Our story continues: After talking to a marketing consultant and other insiders in the publishing industry, Billy Bob learned that the topic of his book (manufacturing on a shoestring) is not best-seller material. Therefore, he changed his trategy to use the book to get more consulting clients. His media campaign focused on article placement in industry journals. This plan got great results: many invitations to write articles and several speaking engagements as well. Bottom line: Billy Bob’s year of writing was not wasted.

Your next best step: If the incremental changes don’t work, it might be time to change what you want. Go back to basics and investigate the overall feasibility of your strategy. Ask yourself: if I can’t have this anymore, what can I have? What else is out there? And given the lessons learned, what am I willing to do to get my outcome?

In our business, success is rarely a linear path. It is full of twists and turns, peaks and valleys. By knowing when to stop, make incremental changes and when that fails, go to plan B, we can keep the bad ideas from becoming disasters.


About Vickie Sullivan

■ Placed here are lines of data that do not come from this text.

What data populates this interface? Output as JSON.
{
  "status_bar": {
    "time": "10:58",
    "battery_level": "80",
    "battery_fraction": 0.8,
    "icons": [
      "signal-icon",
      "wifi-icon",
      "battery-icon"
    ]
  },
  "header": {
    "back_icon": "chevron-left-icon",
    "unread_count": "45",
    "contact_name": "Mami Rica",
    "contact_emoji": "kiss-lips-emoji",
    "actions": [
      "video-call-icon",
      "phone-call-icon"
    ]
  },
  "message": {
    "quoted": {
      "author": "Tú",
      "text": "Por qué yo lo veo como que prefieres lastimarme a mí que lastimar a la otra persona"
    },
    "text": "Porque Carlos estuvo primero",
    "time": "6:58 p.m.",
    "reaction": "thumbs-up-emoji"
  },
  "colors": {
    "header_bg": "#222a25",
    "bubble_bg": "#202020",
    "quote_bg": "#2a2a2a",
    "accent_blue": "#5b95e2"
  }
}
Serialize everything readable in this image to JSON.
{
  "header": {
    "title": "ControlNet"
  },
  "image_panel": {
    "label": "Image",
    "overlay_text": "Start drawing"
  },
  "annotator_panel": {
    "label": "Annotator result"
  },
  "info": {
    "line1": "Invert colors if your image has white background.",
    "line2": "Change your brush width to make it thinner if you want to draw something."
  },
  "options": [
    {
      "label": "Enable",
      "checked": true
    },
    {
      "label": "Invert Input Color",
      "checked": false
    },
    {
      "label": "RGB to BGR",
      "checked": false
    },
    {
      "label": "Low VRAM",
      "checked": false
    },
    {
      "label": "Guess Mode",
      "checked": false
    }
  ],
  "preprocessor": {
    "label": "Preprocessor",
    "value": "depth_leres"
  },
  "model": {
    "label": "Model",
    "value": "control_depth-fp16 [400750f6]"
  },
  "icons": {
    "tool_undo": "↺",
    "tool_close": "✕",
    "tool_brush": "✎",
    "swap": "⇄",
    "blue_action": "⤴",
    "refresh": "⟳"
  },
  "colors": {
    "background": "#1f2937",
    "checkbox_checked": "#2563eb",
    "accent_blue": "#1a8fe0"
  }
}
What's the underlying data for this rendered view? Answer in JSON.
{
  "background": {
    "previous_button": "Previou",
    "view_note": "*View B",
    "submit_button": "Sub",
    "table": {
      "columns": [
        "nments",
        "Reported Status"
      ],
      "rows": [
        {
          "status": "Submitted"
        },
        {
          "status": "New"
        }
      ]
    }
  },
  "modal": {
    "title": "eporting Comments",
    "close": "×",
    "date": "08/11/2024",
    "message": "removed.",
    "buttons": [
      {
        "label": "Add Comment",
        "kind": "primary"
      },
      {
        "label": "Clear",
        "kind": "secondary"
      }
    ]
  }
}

Vickie Sullivan is internationally recognized as the top market strategist for thought leaders, professional speakers and B2B professional service firms. Specializing in brand and message strategies in crowded markets, she has helped thousands of talented people outsmart their competition since 1987.